This past June, the International Obesity Taskforce (IOTF) and the International Union of Nutritional Sciences (IUNS) held a meeting in Bellagio, Italy to discuss obesity prevention efforts in low and middle income countries.
Attendees at the conference included renowned nutrition experts Dr. Barry Popkin of the University of North Carolina at Chapel Hill (FYI: Dr. Popkin signed our Change.org petition) and Dr. Carlos Monteiro of Brazil, medical surgeon Dr. Simon Barquera of Mexico, and Dr. Susan Jebb (Head of Diet and Population Health at the Medical Research Council Human Nutrition Research unit — HNR — in Cambridge).
At this meeting, the 2013 Bellagio Declaration was drafted, which specifically highlights strategies to counter Big Food’s undermining of healthy food policies.
- “We from Africa, Asia, Europe, the Pacific and the Americas, met in Bellagio, Italy, in June 2013, under the auspices of the International Obesity Task Force and the International Union of Nutritional Sciences, to examine the trends in obesity, actions taken, and the barriers to achieving healthy food policies in Bangladesh, Brazil, Chile, China, India, Mexico, Singapore, South Africa, Thailand, and the Pacific Islands.
- The influence of Big Food in preventing public policy initiatives was clearly outlined by Dr Margaret Chan, Director-General of World Health Organization: ‘Research has documented these tactics well. They include front groups, lobbies, promises of self-regulation, lawsuits, and industry-funded research that confuses the evidence and keeps the public in doubt. Tactics also include gifts, grants, and contributions to worthy causes that cast these industries as respectable corporate citizens in the eyes of politicians and the public. They include arguments that place the responsibility for harm to health on individuals, and portray government actions as interference in personal liberties and free choice.’”
- * “The limitations of governments include: weak political structures; inadequate transparency, conflict of interest management and accountability in decision-making; low planning capacity; and a lack of willingness to protect public policy development from vested interests.”
- “This Bellagio Conference considered that the actions of Big Food have been the most significant force in blocking public health efforts to promote healthy food policies and reduce obesity in many parts of the world. It calls upon all sections of society to take specific actions to protect its citizens, especially children, and its healthy food environments from Big Food’s misuse of its corporate power to undermine healthy food policies.”
The Bellagio Declaration recommends that civil society organizations “strengthen public interest coalitions to support healthy food policies” and a “demand transparency from governments and serve as a watchdog on Big Food in relation to their impact on government activities.”

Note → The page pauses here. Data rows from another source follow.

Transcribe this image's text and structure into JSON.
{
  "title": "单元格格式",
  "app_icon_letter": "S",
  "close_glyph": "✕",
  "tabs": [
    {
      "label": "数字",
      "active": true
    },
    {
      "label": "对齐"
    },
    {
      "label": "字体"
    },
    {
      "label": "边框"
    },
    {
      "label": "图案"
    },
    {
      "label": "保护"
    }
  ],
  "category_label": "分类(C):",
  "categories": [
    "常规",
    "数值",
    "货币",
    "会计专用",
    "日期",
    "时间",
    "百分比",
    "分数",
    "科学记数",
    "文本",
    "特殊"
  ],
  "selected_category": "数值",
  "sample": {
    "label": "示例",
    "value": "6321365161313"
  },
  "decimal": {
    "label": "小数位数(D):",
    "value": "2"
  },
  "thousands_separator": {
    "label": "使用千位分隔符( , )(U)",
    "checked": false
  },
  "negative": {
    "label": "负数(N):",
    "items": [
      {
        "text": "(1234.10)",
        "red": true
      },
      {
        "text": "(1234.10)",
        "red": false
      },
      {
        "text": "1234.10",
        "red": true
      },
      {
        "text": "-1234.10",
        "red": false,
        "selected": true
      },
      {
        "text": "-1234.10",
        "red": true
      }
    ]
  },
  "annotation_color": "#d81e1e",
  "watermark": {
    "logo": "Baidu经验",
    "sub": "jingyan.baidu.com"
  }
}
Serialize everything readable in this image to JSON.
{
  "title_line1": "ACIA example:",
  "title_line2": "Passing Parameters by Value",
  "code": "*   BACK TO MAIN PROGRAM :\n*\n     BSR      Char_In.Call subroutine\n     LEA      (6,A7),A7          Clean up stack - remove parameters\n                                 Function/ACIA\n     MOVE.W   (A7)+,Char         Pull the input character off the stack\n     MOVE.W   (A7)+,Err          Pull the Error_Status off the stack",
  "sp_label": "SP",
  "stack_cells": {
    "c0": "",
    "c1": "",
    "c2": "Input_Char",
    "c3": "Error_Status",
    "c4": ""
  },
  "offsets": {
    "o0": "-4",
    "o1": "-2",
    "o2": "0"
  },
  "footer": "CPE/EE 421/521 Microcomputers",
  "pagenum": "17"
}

Undoubtedly, the issue of Big Food’s negative interference with health and nutrition issues has become a global concern that renowned experts are turning their attention to. Playing ostrich and pretending this is not a problem is no longer an option.